◆ **REQUIREMENT**
Report each line of the data below in which "Number" appears.

◆ **Element data from apps and pages**
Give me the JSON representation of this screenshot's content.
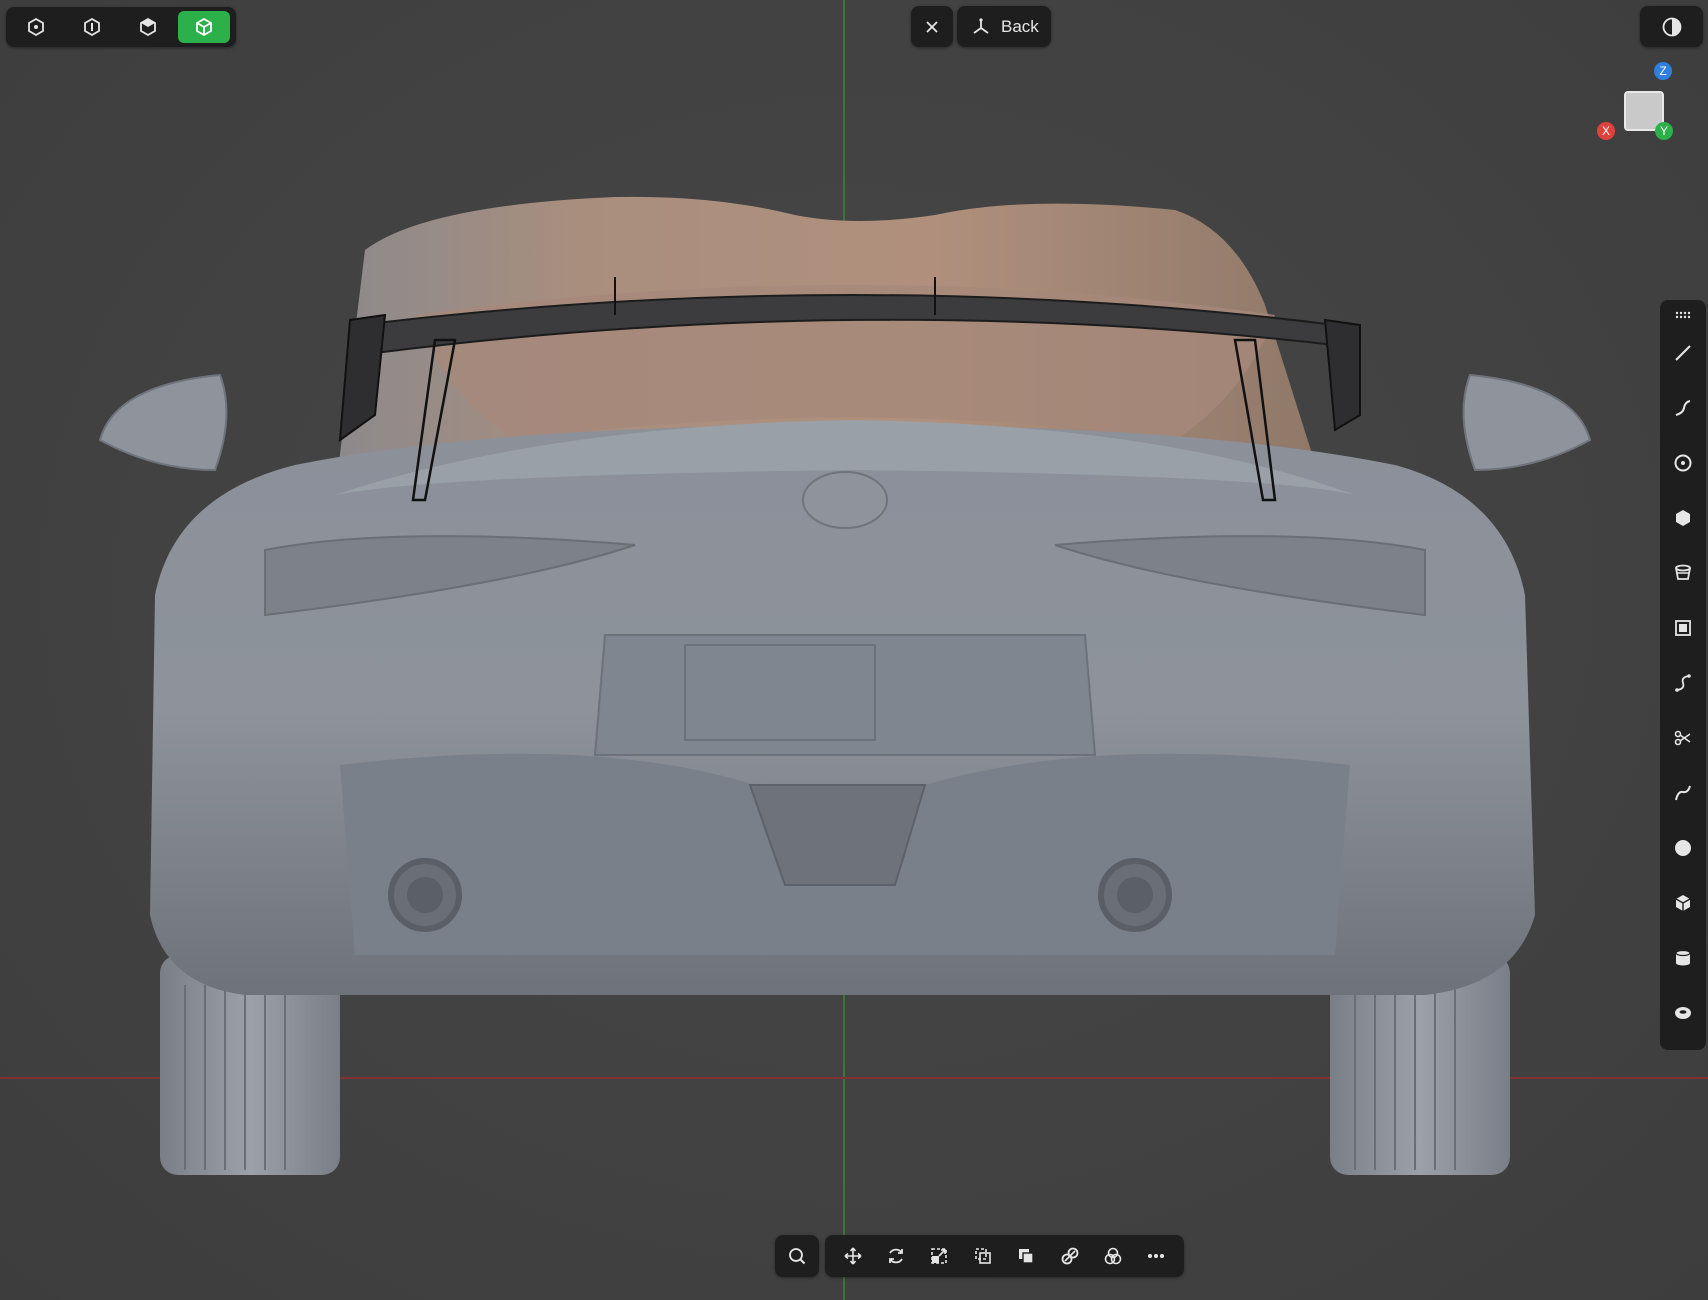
{
  "header": {
    "back_label": "Back"
  },
  "mode_bar": {
    "items": [
      {
        "icon": "vertex-mode-icon",
        "active": false
      },
      {
        "icon": "edge-mode-icon",
        "active": false
      },
      {
        "icon": "face-mode-icon",
        "active": false
      },
      {
        "icon": "object-mode-icon",
        "active": true
      }
    ],
    "active_color": "#2bb04a"
  },
  "gizmo": {
    "x_label": "X",
    "y_label": "Y",
    "z_label": "Z",
    "x_color": "#e0413b",
    "y_color": "#2bb04a",
    "z_color": "#2f7fe0"
  },
  "right_toolbar": {
    "tools": [
      "menu-grid-icon",
      "line-tool-icon",
      "curve-tool-icon",
      "circle-tool-icon",
      "polygon-tool-icon",
      "extrude-tool-icon",
      "box-select-icon",
      "spline-tool-icon",
      "cut-tool-icon",
      "bend-tool-icon",
      "sphere-tool-icon",
      "cube-tool-icon",
      "cylinder-tool-icon",
      "torus-tool-icon"
    ]
  },
  "bottom_toolbar": {
    "tools": [
      "search-icon",
      "move-icon",
      "rotate-icon",
      "scale-icon",
      "duplicate-icon",
      "boolean-icon",
      "link-icon",
      "union-icon",
      "more-icon"
    ]
  },
  "axes": {
    "x_axis_color": "#8a2f2f",
    "y_axis_color": "#3d7a3a"
  }
}
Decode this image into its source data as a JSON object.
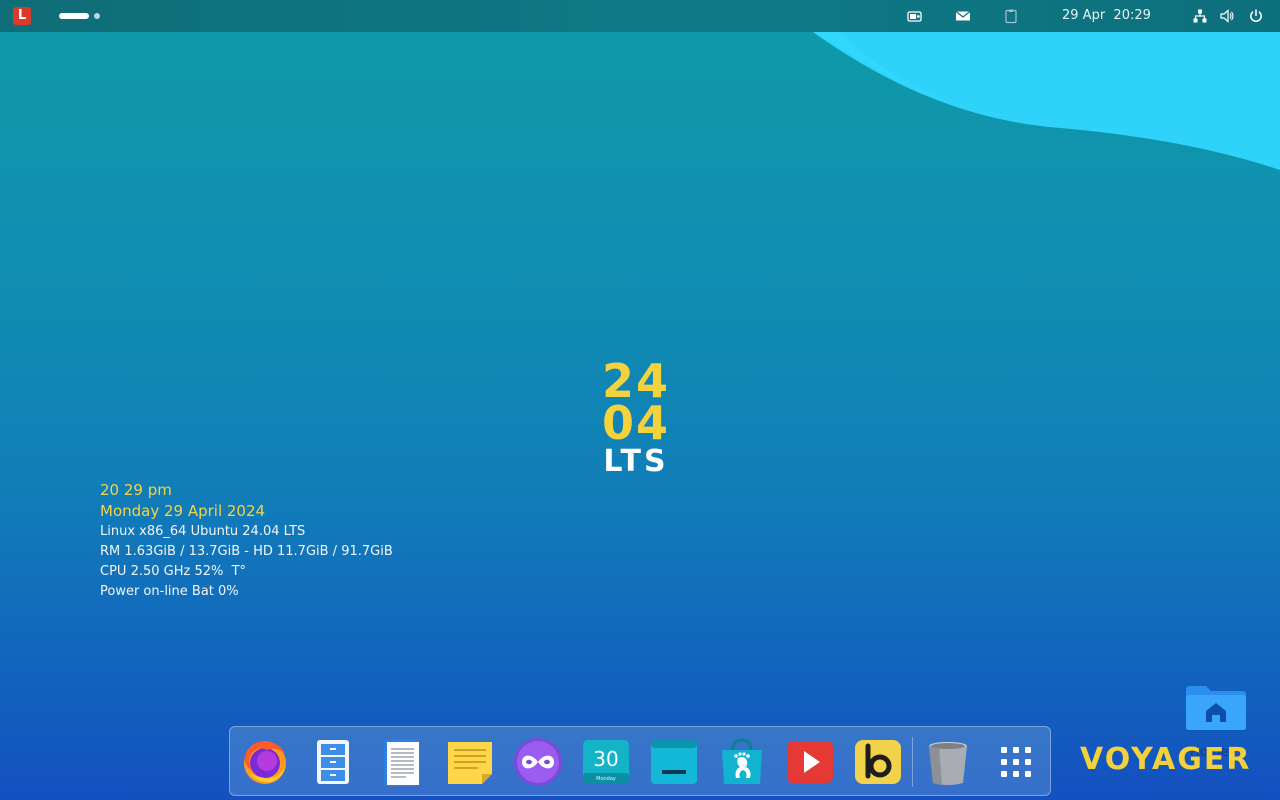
{
  "top_panel": {
    "app_menu_letter": "L",
    "clock": "29 Apr  20:29",
    "tray_icons": [
      "battery-status-icon",
      "mail-icon",
      "clipboard-icon",
      "network-icon",
      "volume-icon",
      "power-icon"
    ]
  },
  "center_logo": {
    "line1": "24",
    "line2": "04",
    "line3": "LTS"
  },
  "conky": {
    "time": "20 29 pm",
    "date": "Monday 29 April 2024",
    "system": "Linux x86_64 Ubuntu 24.04 LTS",
    "memory": "RM 1.63GiB / 13.7GiB - HD 11.7GiB / 91.7GiB",
    "cpu": "CPU 2.50 GHz 52%  T°",
    "power": "Power on-line Bat 0%"
  },
  "desktop": {
    "home_label": "Home",
    "brand": "VOYAGER"
  },
  "dock": {
    "items": [
      {
        "name": "firefox",
        "icon": "firefox-icon"
      },
      {
        "name": "file-manager",
        "icon": "file-cabinet-icon"
      },
      {
        "name": "text-editor",
        "icon": "document-icon"
      },
      {
        "name": "notes",
        "icon": "sticky-notes-icon"
      },
      {
        "name": "tor-browser",
        "icon": "infinity-mask-icon"
      },
      {
        "name": "calendar",
        "icon": "calendar-icon",
        "day": "30",
        "weekday": "Monday"
      },
      {
        "name": "terminal",
        "icon": "terminal-icon"
      },
      {
        "name": "software-store",
        "icon": "store-bag-icon"
      },
      {
        "name": "video-player",
        "icon": "play-icon"
      },
      {
        "name": "bookmarks",
        "icon": "b-app-icon"
      },
      {
        "name": "trash",
        "icon": "trash-icon"
      },
      {
        "name": "show-apps",
        "icon": "app-grid-icon"
      }
    ]
  },
  "colors": {
    "accent_yellow": "#f4d13a",
    "wave_cyan": "#2fd2f8",
    "panel_teal": "#0f6d77"
  }
}
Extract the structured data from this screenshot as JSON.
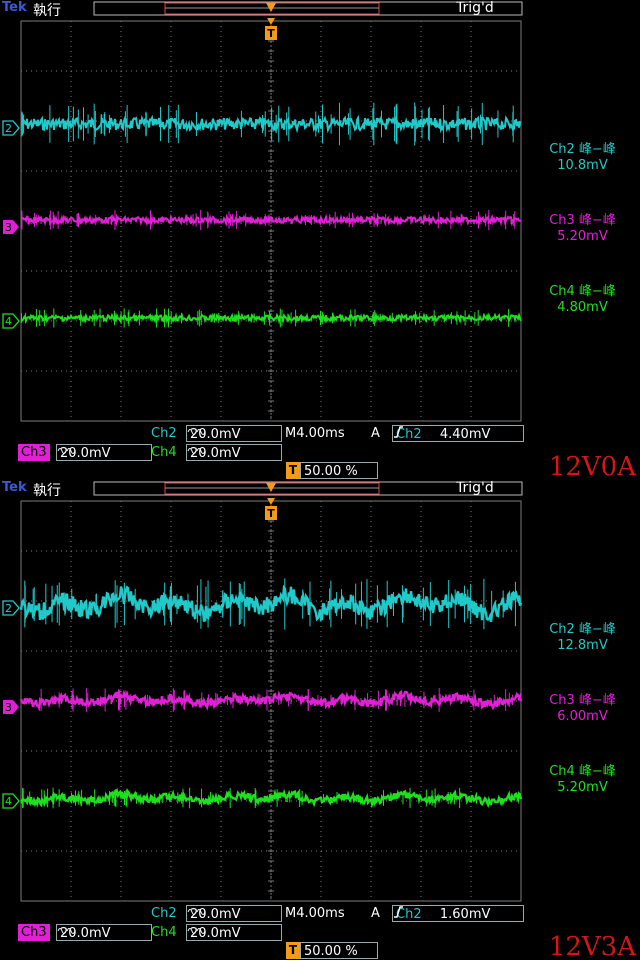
{
  "colors": {
    "ch2": "#21c9c9",
    "ch3": "#e120d6",
    "ch4": "#1fe01f",
    "trigger": "#f39a1a",
    "grid": "#7a7a7a",
    "caption": "#d01818",
    "bg": "#000000"
  },
  "panels": [
    {
      "logo": "Tek",
      "run_state": "執行",
      "trigger_status": "Trig'd",
      "channel_markers": [
        "2",
        "3",
        "4"
      ],
      "measurements": [
        {
          "label": "Ch2 峰−峰",
          "value": "10.8mV"
        },
        {
          "label": "Ch3 峰−峰",
          "value": "5.20mV"
        },
        {
          "label": "Ch4 峰−峰",
          "value": "4.80mV"
        }
      ],
      "settings": {
        "ch2_name": "Ch2",
        "ch2_scale": "20.0mV",
        "ch3_name": "Ch3",
        "ch3_scale": "20.0mV",
        "ch4_name": "Ch4",
        "ch4_scale": "20.0mV",
        "timebase": "M4.00ms",
        "trigger_mode": "A",
        "trigger_source": "Ch2",
        "trigger_level": "4.40mV",
        "trigger_chip": "T",
        "trigger_position": "50.00 %"
      },
      "caption": "12V0A"
    },
    {
      "logo": "Tek",
      "run_state": "執行",
      "trigger_status": "Trig'd",
      "channel_markers": [
        "2",
        "3",
        "4"
      ],
      "measurements": [
        {
          "label": "Ch2 峰−峰",
          "value": "12.8mV"
        },
        {
          "label": "Ch3 峰−峰",
          "value": "6.00mV"
        },
        {
          "label": "Ch4 峰−峰",
          "value": "5.20mV"
        }
      ],
      "settings": {
        "ch2_name": "Ch2",
        "ch2_scale": "20.0mV",
        "ch3_name": "Ch3",
        "ch3_scale": "20.0mV",
        "ch4_name": "Ch4",
        "ch4_scale": "20.0mV",
        "timebase": "M4.00ms",
        "trigger_mode": "A",
        "trigger_source": "Ch2",
        "trigger_level": "1.60mV",
        "trigger_chip": "T",
        "trigger_position": "50.00 %"
      },
      "caption": "12V3A"
    }
  ],
  "chart_data": [
    {
      "type": "line",
      "grid": true,
      "x_divisions": 10,
      "y_divisions": 8,
      "series": [
        {
          "name": "Ch2",
          "scale_mV_per_div": 20.0,
          "peak_to_peak_mV": 10.8
        },
        {
          "name": "Ch3",
          "scale_mV_per_div": 20.0,
          "peak_to_peak_mV": 5.2
        },
        {
          "name": "Ch4",
          "scale_mV_per_div": 20.0,
          "peak_to_peak_mV": 4.8
        }
      ],
      "timebase": "M4.00ms"
    },
    {
      "type": "line",
      "grid": true,
      "x_divisions": 10,
      "y_divisions": 8,
      "series": [
        {
          "name": "Ch2",
          "scale_mV_per_div": 20.0,
          "peak_to_peak_mV": 12.8
        },
        {
          "name": "Ch3",
          "scale_mV_per_div": 20.0,
          "peak_to_peak_mV": 6.0
        },
        {
          "name": "Ch4",
          "scale_mV_per_div": 20.0,
          "peak_to_peak_mV": 5.2
        }
      ],
      "timebase": "M4.00ms"
    }
  ]
}
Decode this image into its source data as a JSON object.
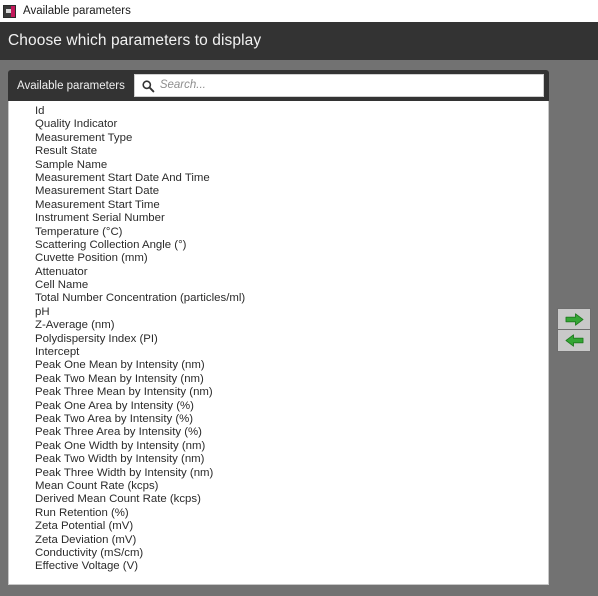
{
  "window": {
    "title": "Available parameters",
    "icon": "app-icon"
  },
  "header": {
    "title": "Choose which parameters to display"
  },
  "panel": {
    "tab_label": "Available parameters",
    "search": {
      "placeholder": "Search...",
      "value": "",
      "icon": "search-icon"
    }
  },
  "transfer": {
    "add_icon": "arrow-right-icon",
    "remove_icon": "arrow-left-icon",
    "arrow_color": "#35a635"
  },
  "parameters": [
    "Id",
    "Quality Indicator",
    "Measurement Type",
    "Result State",
    "Sample Name",
    "Measurement Start Date And Time",
    "Measurement Start Date",
    "Measurement Start Time",
    "Instrument Serial Number",
    "Temperature (°C)",
    "Scattering Collection Angle (°)",
    "Cuvette Position (mm)",
    "Attenuator",
    "Cell Name",
    "Total Number Concentration (particles/ml)",
    "pH",
    "Z-Average (nm)",
    "Polydispersity Index (PI)",
    "Intercept",
    "Peak One Mean by Intensity (nm)",
    "Peak Two Mean by Intensity (nm)",
    "Peak Three Mean by Intensity (nm)",
    "Peak One Area by Intensity (%)",
    "Peak Two Area by Intensity (%)",
    "Peak Three Area by Intensity (%)",
    "Peak One Width by Intensity (nm)",
    "Peak Two Width by Intensity (nm)",
    "Peak Three Width by Intensity (nm)",
    "Mean Count Rate (kcps)",
    "Derived Mean Count Rate (kcps)",
    "Run Retention (%)",
    "Zeta Potential (mV)",
    "Zeta Deviation (mV)",
    "Conductivity (mS/cm)",
    "Effective Voltage (V)"
  ],
  "colors": {
    "header_bg": "#333333",
    "body_bg": "#727272",
    "panel_bg": "#ffffff",
    "accent_green": "#35a635",
    "icon_pink": "#c2185b"
  }
}
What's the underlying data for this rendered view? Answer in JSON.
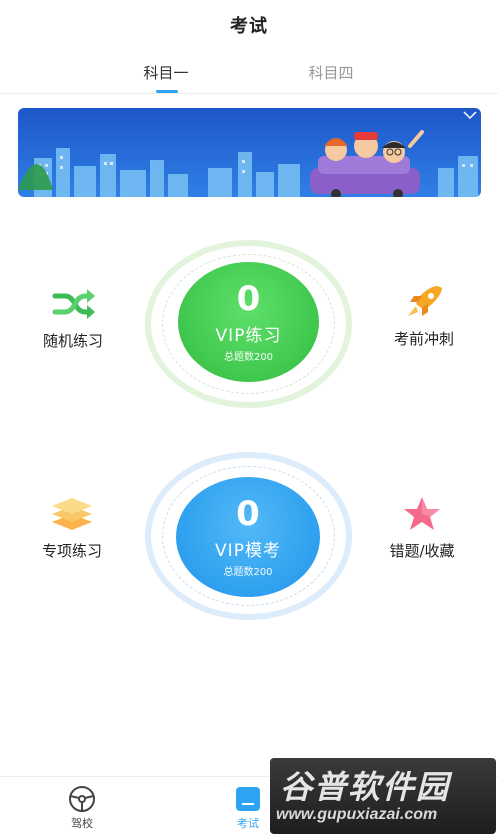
{
  "header": {
    "title": "考试"
  },
  "tabs": [
    {
      "label": "科目一",
      "active": true
    },
    {
      "label": "科目四",
      "active": false
    }
  ],
  "colors": {
    "accent": "#2ea3f2",
    "green": "#3fc74d",
    "blue": "#2ea0ef"
  },
  "practice": {
    "count": "0",
    "label": "VIP练习",
    "total": "总题数200"
  },
  "exam": {
    "count": "0",
    "label": "VIP模考",
    "total": "总题数200"
  },
  "side_items": {
    "random": {
      "label": "随机练习",
      "icon": "shuffle-icon"
    },
    "sprint": {
      "label": "考前冲刺",
      "icon": "rocket-icon"
    },
    "special": {
      "label": "专项练习",
      "icon": "layers-icon"
    },
    "wrong": {
      "label": "错题/收藏",
      "icon": "star-icon"
    }
  },
  "bottom_nav": {
    "school": {
      "label": "驾校",
      "icon": "steering-wheel-icon"
    },
    "exam": {
      "label": "考试",
      "icon": "exam-icon"
    }
  },
  "watermark": {
    "title": "谷普软件园",
    "url": "www.gupuxiazai.com"
  }
}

◆ **RESULT OF THE EXERCISE**
    "Instrument Serial Number",
    "Total Number Concentration (particles/ml)",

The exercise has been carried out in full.